The use of a nomogram derived from prostate-specific membrane antigen (PSMA) PET/CT findings successfully predicted long-term outcomes in patients with high-risk and very high-risk prostate cancer, according to a multicenter study published in JAMA Network Open.
The nomogram was used to estimate the probability of any nonlocalized PSMA-based upstaging and used four variables — initial prostate-specific antigen level, biopsy Gleason grade group, percentage positive cores, and clinical T category — to predict outcomes in 5275 patients from 15 tertiary centers in various countries. The outcomes included distant metastasis, prostate cancer-specific mortality, and overall survival.
The accuracy of the nomogram for correctly identifying nonlocalized disease on PSMA PET/CT imaging was area under the curve (AUC) 0.75 (95% CI, 0.67 – 0.83).
Michael Xiang, MD, PhD, lead author and assistant clinical professor in the Department of Radiation Oncology at the David Geffen School of Medicine, University of California at Los Angeles, noted that the nomogram provides indirect evidence of the power of PSMA PET/CT imaging.
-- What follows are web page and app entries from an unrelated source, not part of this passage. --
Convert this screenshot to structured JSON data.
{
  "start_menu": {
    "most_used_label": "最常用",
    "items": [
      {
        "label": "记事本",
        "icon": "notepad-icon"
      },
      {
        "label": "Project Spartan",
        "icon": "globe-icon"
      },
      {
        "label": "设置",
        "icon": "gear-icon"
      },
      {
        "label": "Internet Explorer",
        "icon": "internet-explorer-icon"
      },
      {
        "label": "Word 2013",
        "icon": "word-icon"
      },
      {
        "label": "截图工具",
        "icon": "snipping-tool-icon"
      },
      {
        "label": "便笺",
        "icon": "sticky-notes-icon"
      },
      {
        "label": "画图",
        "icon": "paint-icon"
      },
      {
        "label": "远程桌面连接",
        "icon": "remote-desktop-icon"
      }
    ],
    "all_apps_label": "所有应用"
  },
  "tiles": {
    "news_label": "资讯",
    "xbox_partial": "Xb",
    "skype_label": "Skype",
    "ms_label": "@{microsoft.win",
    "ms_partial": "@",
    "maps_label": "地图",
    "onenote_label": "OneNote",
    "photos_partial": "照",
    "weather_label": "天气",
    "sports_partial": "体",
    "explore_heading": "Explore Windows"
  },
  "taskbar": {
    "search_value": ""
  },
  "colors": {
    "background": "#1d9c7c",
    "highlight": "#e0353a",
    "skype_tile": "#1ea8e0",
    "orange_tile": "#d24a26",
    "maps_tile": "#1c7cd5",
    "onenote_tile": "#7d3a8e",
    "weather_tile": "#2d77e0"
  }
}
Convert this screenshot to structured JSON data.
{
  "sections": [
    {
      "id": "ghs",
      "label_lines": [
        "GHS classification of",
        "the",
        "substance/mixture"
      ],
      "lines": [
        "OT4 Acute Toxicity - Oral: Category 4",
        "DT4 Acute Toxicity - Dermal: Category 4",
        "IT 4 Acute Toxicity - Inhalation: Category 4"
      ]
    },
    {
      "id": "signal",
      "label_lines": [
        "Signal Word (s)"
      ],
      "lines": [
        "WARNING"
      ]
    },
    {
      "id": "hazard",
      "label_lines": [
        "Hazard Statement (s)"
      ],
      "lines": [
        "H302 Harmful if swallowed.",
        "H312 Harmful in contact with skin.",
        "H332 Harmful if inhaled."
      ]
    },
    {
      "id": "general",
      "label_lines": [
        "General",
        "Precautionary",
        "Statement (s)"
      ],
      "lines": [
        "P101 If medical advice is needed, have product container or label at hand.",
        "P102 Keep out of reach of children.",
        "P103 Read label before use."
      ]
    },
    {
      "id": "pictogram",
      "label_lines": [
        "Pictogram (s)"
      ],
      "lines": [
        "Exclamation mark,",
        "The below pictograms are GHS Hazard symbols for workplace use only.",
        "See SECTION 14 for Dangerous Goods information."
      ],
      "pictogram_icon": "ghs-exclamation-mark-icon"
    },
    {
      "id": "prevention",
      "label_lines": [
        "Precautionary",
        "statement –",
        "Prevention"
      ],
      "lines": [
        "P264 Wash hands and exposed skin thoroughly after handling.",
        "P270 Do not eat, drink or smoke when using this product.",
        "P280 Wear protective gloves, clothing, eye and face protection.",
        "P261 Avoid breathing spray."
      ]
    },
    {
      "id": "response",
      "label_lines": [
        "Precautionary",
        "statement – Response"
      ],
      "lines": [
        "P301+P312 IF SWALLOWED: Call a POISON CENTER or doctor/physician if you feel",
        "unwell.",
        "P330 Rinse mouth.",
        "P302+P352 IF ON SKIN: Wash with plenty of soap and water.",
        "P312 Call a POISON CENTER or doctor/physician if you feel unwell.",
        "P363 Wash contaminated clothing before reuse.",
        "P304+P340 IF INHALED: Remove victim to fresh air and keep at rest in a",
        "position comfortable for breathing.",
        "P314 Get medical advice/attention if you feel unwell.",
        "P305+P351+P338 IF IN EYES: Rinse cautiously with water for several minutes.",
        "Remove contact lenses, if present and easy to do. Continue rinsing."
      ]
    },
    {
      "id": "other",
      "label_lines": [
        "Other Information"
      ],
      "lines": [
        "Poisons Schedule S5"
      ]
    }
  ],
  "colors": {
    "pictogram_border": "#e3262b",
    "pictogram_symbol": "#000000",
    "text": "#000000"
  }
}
“PSMA PET/CT imaging technology has been revolutionary for the initial workup and staging and even management decisions of prostate cancer,” said Xiang in an interview with Medscape Medical News. “We don’t yet have long-term data on how initial PSMA PET/CT findings may influence or prognosticate downstream clinical outcomes such as the emergence of distant metastases, death from prostate cancer, or overall survival, which are the most important endpoints.”
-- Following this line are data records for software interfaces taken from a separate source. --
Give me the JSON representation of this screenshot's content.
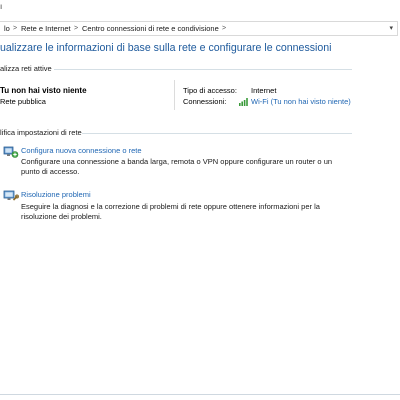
{
  "address": {
    "crumb_root": "lo",
    "crumb_network": "Rete e Internet",
    "crumb_center": "Centro connessioni di rete e condivisione",
    "separator": ">"
  },
  "page": {
    "title": "ualizzare le informazioni di base sulla rete e configurare le connessioni"
  },
  "active_networks": {
    "header": "alizza reti attive",
    "network_name": "Tu non hai visto niente",
    "network_type": "Rete pubblica",
    "access_type_label": "Tipo di accesso:",
    "access_type_value": "Internet",
    "connections_label": "Connessioni:",
    "connection_link": "Wi-Fi (Tu non hai visto niente)"
  },
  "change_settings": {
    "header": "lifica impostazioni di rete",
    "tasks": [
      {
        "icon": "network-setup-icon",
        "title": "Configura nuova connessione o rete",
        "desc_line1": "Configurare una connessione a banda larga, remota o VPN oppure configurare un router o un",
        "desc_line2": "punto di accesso."
      },
      {
        "icon": "troubleshoot-icon",
        "title": "Risoluzione problemi",
        "desc_line1": "Eseguire la diagnosi e la correzione di problemi di rete oppure ottenere informazioni per la",
        "desc_line2": "risoluzione dei problemi."
      }
    ]
  },
  "colors": {
    "title_blue": "#1e5a9c",
    "link_blue": "#1f66b3",
    "rule": "#d5dfe5",
    "wifi_green": "#3a9a3a"
  }
}
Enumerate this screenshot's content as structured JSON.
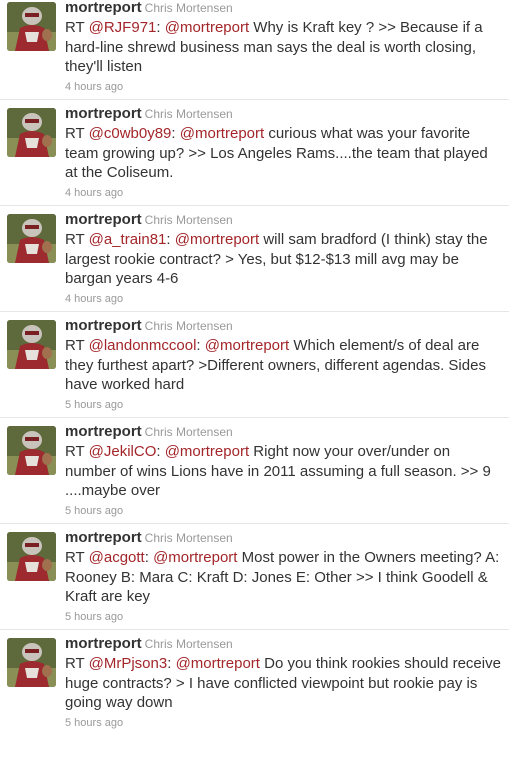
{
  "tweets": [
    {
      "screen_name": "mortreport",
      "full_name": "Chris Mortensen",
      "segments": [
        {
          "t": "RT "
        },
        {
          "t": "@RJF971",
          "link": true
        },
        {
          "t": ": "
        },
        {
          "t": "@mortreport",
          "link": true
        },
        {
          "t": " Why is Kraft key ? >> Because if a hard-line shrewd business man says the deal is worth closing, they'll listen"
        }
      ],
      "time": "4 hours ago"
    },
    {
      "screen_name": "mortreport",
      "full_name": "Chris Mortensen",
      "segments": [
        {
          "t": "RT "
        },
        {
          "t": "@c0wb0y89",
          "link": true
        },
        {
          "t": ": "
        },
        {
          "t": "@mortreport",
          "link": true
        },
        {
          "t": " curious what was your favorite team growing up? >> Los Angeles Rams....the team that played at the Coliseum."
        }
      ],
      "time": "4 hours ago"
    },
    {
      "screen_name": "mortreport",
      "full_name": "Chris Mortensen",
      "segments": [
        {
          "t": "RT "
        },
        {
          "t": "@a_train81",
          "link": true
        },
        {
          "t": ": "
        },
        {
          "t": "@mortreport",
          "link": true
        },
        {
          "t": " will sam bradford (I think) stay the largest rookie contract? > Yes, but $12-$13 mill avg may be bargan years 4-6"
        }
      ],
      "time": "4 hours ago"
    },
    {
      "screen_name": "mortreport",
      "full_name": "Chris Mortensen",
      "segments": [
        {
          "t": "RT "
        },
        {
          "t": "@landonmccool",
          "link": true
        },
        {
          "t": ": "
        },
        {
          "t": "@mortreport",
          "link": true
        },
        {
          "t": " Which element/s of deal are they furthest apart? >Different owners, different agendas. Sides have worked hard"
        }
      ],
      "time": "5 hours ago"
    },
    {
      "screen_name": "mortreport",
      "full_name": "Chris Mortensen",
      "segments": [
        {
          "t": "RT "
        },
        {
          "t": "@JekilCO",
          "link": true
        },
        {
          "t": ": "
        },
        {
          "t": "@mortreport",
          "link": true
        },
        {
          "t": " Right now your over/under on number of wins Lions have in 2011 assuming a full season. >> 9 ....maybe over"
        }
      ],
      "time": "5 hours ago"
    },
    {
      "screen_name": "mortreport",
      "full_name": "Chris Mortensen",
      "segments": [
        {
          "t": "RT "
        },
        {
          "t": "@acgott",
          "link": true
        },
        {
          "t": ": "
        },
        {
          "t": "@mortreport",
          "link": true
        },
        {
          "t": " Most power in the Owners meeting? A: Rooney B: Mara C: Kraft D: Jones E: Other >> I think Goodell & Kraft are key"
        }
      ],
      "time": "5 hours ago"
    },
    {
      "screen_name": "mortreport",
      "full_name": "Chris Mortensen",
      "segments": [
        {
          "t": "RT "
        },
        {
          "t": "@MrPjson3",
          "link": true
        },
        {
          "t": ": "
        },
        {
          "t": "@mortreport",
          "link": true
        },
        {
          "t": " Do you think rookies should receive huge contracts? > I have conflicted viewpoint but rookie pay is going way down"
        }
      ],
      "time": "5 hours ago"
    }
  ],
  "colors": {
    "link": "#a3262a",
    "text": "#333333",
    "meta": "#999999",
    "divider": "#e6e6e6"
  },
  "avatar_icon": "user-photo-icon"
}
As it will be several more years before long-term PSMA PET/CT data become available, Xiang sought to use a UCLA-developed nomogram or risk calculator to assess the prognostic validity of PSMA PET/CT data. “No patients in the present study had PSMA PET/CT imaging,” said Xiang. “Everything was predicted using the nomogram as a proxy for the predictive result if they were to get PSMA PET/CT (imaging). It was more of an indirect assessment.”
The nomogram differs from other risk-stratification tools because it is confined to use in high-risk and very high-risk patients rather than in all-comers, noted Xiang. The nomogram was compared with the Cancer of the Prostate Risk Assessment (CAPRA) groups, the Staging Collaboration for Cancer of the Prostate (STAR-CAP) stage groups, and the Memorial Sloan Kettering Cancer Center (MSKCC) pre-prostatectomy nomogram for 5-year risk of disease progression.
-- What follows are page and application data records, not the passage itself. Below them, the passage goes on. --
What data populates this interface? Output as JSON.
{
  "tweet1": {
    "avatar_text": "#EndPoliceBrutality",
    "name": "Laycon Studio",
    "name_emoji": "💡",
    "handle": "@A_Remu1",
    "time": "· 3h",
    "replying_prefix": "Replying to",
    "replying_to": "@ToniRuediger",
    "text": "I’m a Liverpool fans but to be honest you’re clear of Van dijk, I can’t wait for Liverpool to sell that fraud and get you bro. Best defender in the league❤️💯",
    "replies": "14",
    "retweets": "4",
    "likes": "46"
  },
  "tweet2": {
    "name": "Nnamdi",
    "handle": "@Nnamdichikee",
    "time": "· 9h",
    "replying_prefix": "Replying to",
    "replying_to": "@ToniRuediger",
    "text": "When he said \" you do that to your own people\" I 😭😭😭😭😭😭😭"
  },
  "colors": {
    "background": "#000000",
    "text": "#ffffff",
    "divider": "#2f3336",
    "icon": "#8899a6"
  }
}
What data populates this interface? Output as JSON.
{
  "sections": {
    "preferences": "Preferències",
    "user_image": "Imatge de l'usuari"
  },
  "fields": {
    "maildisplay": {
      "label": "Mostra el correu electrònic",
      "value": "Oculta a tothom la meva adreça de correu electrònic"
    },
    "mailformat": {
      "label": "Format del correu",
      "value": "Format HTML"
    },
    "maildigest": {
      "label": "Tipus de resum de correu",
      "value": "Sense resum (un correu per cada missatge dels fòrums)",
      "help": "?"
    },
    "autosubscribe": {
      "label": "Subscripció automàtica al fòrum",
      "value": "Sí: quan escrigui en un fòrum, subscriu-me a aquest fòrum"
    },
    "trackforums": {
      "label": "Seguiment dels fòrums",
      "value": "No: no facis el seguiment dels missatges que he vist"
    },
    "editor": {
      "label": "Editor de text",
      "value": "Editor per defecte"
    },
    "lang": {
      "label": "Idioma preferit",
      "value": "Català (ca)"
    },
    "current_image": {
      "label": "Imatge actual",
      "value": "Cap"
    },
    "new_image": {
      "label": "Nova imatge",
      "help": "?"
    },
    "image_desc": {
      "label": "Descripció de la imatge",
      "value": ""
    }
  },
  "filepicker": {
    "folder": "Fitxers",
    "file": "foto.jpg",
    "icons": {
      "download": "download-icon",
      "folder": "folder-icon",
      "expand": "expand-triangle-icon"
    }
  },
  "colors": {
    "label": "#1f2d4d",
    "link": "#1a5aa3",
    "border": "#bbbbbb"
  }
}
“This proxy for PSMA PET/CT (imaging) is very, very prognostic and outperforms existing risk stratification and prognostic tools for prostate cancer,” said Xiang, who noted one exception: performance of the nomogram was similar to STAR-CAP in predicting prostate cancer-specific mortality.
Xiang acknowledged a major limitation of the study: investigators used a proxy rather than actual results of PSMA PET/CT imaging. Another limitation is that the study was conducted retrospectively.
In the future, additional factors such as molecular and genomic data may be used to help predict risk of outcomes in high-risk and very high-risk patients, according to Xiang.
“We would love to incorporate more information such as genomic data and molecular tests,” said Xiang. “The combination of our nomogram with genomic data would be even more powerful.”
Xiang noted that future directions may involve using the nomogram to help personalize management of patients with high-risk and very high-risk prostate cancer.
“The vision ultimately is that with better prognostic information and risk stratification, we can offer more tailored therapies to patients based on their level of risk,” said Xiang. “We can translate these prediction tools into actionable items in the clinic.”
Thomas Hope, MD, associate professor in residence, Department of Radiology and Biomedical Imaging, School of Medicine, University of California at San Francisco, noted that Xiang’s study demonstrates the utility of this particular nomogram as well as reinforces the use of PSMA PET/CT imaging.
“This work demonstrates the important prognostic value of PSMA PET/CT and really supports the utilization of PSMA PET/CT in high-risk and very high-risk patients and how [the nomogram] has more value than existing nomograms,” said Hope in an interview with Medscape Medical News. He was not involved with the study.
Hope noted that the use of the nomogram could potentially offer benefit in countries where PSMA PET/CT imaging is not readily available.
Xiang and Hope have reported no relevant disclosures.
JAMA Netw Open. 2021;4:e2138550. Full text